The television boom in the 1950’s was meant to abide by the Rethian ethos to inform, educate and entertain. However, audiences claimed television was dull. To attract large audiences, especially younger viewers, ITV introduced new kinds of programming including situation comedies (sitcoms) such as Abigail and Roger in Atletico Partick (1956). However, it was the American sitcoms that proved most popular on UK television as, “American upper-class standards are seen as desirable. ” Scollon (1998:56).
The rise of commercial television did generate criticism of what was perceived to be a lowering of cultural standards and an excessive reliance on imported American programmes. To analyse sitcoms, I adopted a qualitative approach and did a close conversational analysis (CA) and the representations of the characters in “Will and Grace. ” This US Emmy award winning comedy started in 1998 and quickly followed the international success of “Friends. ” It’s about a male and female cohabitation, in an adult comedy and Will is gay. It examines the relationship between a man and a woman where sex is not a factor.Order now
In particular, I wanted to show the representations of homosexuals in sitcoms and how this issue is addressed in the dialogue. Conversational analysis is a unique form of qualitative research concerned with the analysis of “talk-in-interaction. ” According to Heritage and Hudson, “It’s gives systematic insights into the ways in which members of society interact. ” (1984:1) Detailed descriptions of transcriptions are used as they provide a useful representation of what is said and how it is said. By making transcriptions, the researcher is able to attend to details that would escape the ordinary listener.
When analysing an episode of Will and Grace from www. durfee. net/will/transcripts, I found the conversational structured differed from many theorist’s research into sitcom CA. I found that it abided by particular structures that were apparent in a lot of the episodes and have become a formula for its unique comedy appeal. The first thing I noticed, when analysing the transcriptions, was the insistent use of pauses. They are a display of specific meaning, whether written in the script or not. How the researcher interprets them as, “all based on their preconceived notions. ” Garfinkel (1967:103).
The first one in the script is when Jack, a gay friend of Will and Grace, is talking about his problems. He then pauses, suggesting he is waiting for sympathy from the other characters. When he doesn’t receive it, he says, “I’m sorry. Did I bring everybody down? ” He uses the other characters dispreffered response and fills in for them by asking a rhetorical question. The audience knows that he has “brought everyone down” and he just makes that obvious to emphasise the humour of the pause. The second pause in the transcript is not to convey humour, but tension between the characters.

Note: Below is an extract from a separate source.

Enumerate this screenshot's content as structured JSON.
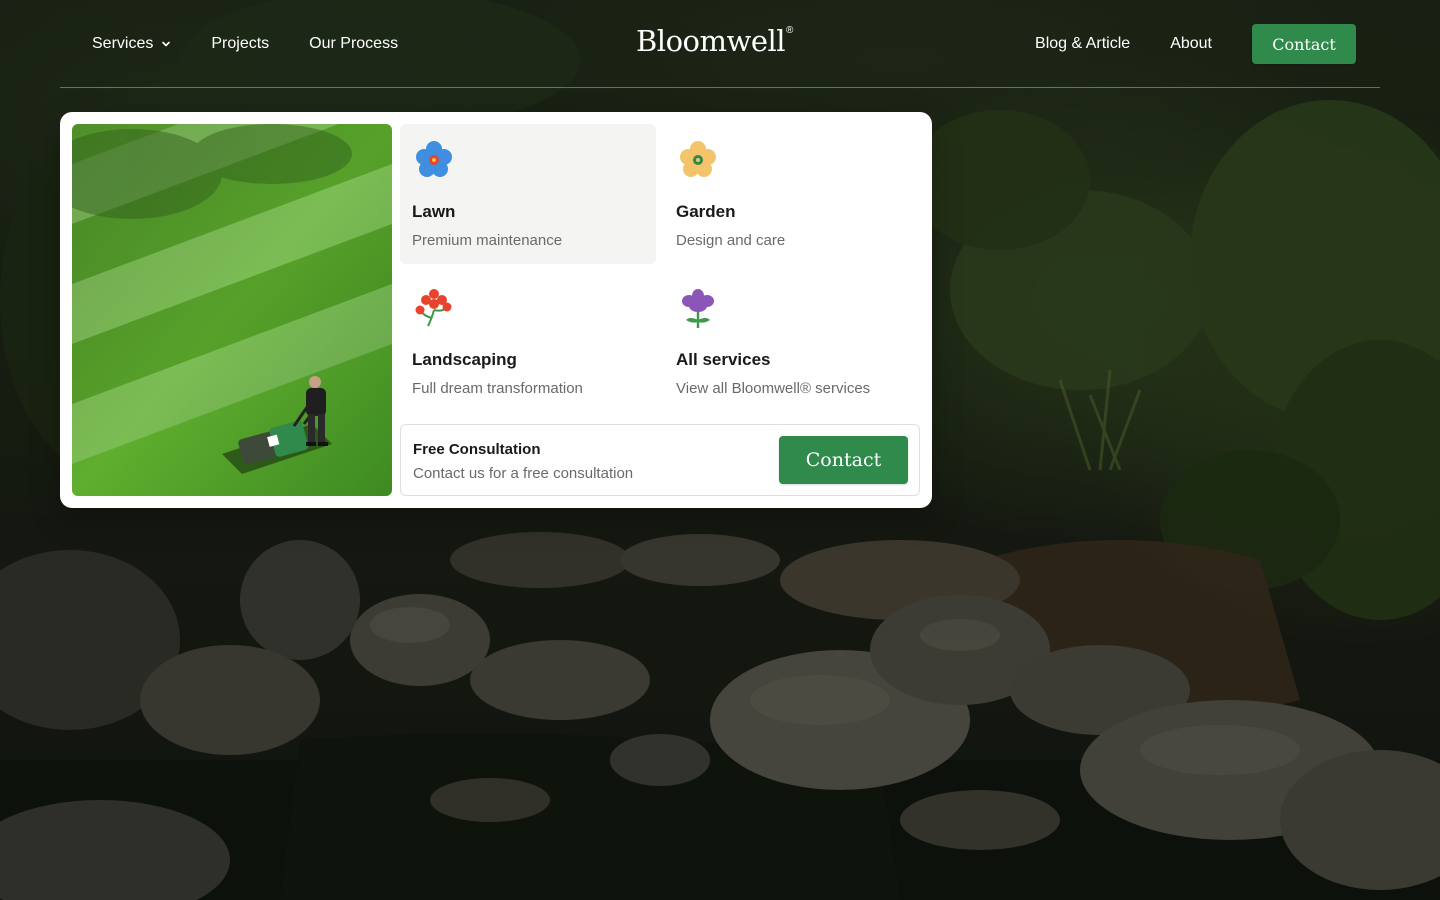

Grace and her quirky assistant Karen are talking about Jack. Then they start to argue and adopt a staccato rhythm, where their words are short and harsh and are not part of a free-flowing conversation. According to Goddard, “this causes tension. “(2001:81). However, the pause is the most dramatic part of the scene here as it lasts 4 seconds, allowing more image than dialogue to take place to show their feelings to the audience. It allows the audience to grasp their tension and feelings and make their own judgements about the event.
The final pause in the episode comes in the last scene, when Wills father, George is giving a speech. He says, “My son is gay. (beat) Will, where are you? ” The silence is significant here, as the character of George has said something controversial and he is waiting for a reaction from the people in the room. It also allows the viewing audience to react to what he has just said. The fact that his son is gay would guarantee audience arousal, because it is a taboo subject that isn’t promoted much in broadcasting. The character of George is a vital part in the way the conversation is made.
His speech patterns are repetitive and provide structure that the other characters feed off. For example, in his opening scene, he stutters when speaking, it’s a signifier of nervousness. This nervousness continues throughout the episode and even makes other characters, like Will, begin to stutter. Stuttering is shown in transcripts as “H-How” or like “I… I” It depends on how long the script writer wants the character to stutter for, to show how nervous or shocked they are. George also repeats words in his sentences. “It’s nothing. It’s a little something. It’s nothing. Absolutely nothing.
” He is trying to send out a specific message here, but his repetition suggests he’s not telling the truth. This is a common theme in sitcoms, as it is amusing to the viewing audience, who know the truth, when the other characters don’t. According to Nunberg, “Repetition is a classic strategy for good audience response. ” (1980:53). In sitcoms, the main purpose for audience pleasure is comedy. The characters are all fighting for attention, to be heard and to make the best jokes for the audience. This then allows the characters to project their voices to make sure the audience can hear their point of view.
According to Goffman, “Language is conceptualised as a resource that speakers use to try to project a particular identity. ” In the case of Karen and Grace, the two main women who work together in the series, they constantly battle for affection from their homosexual friends Jack and Will. In doing so, they increase the pitch of their voices to convey confidence and to gain authority in the workplace. This is also known as the Hyperbolic Text Choice. In scene two, in Grace’s Office, the two women are fighting over Jack. The persistent use of exclamation marks immediately connotes aggressiveness.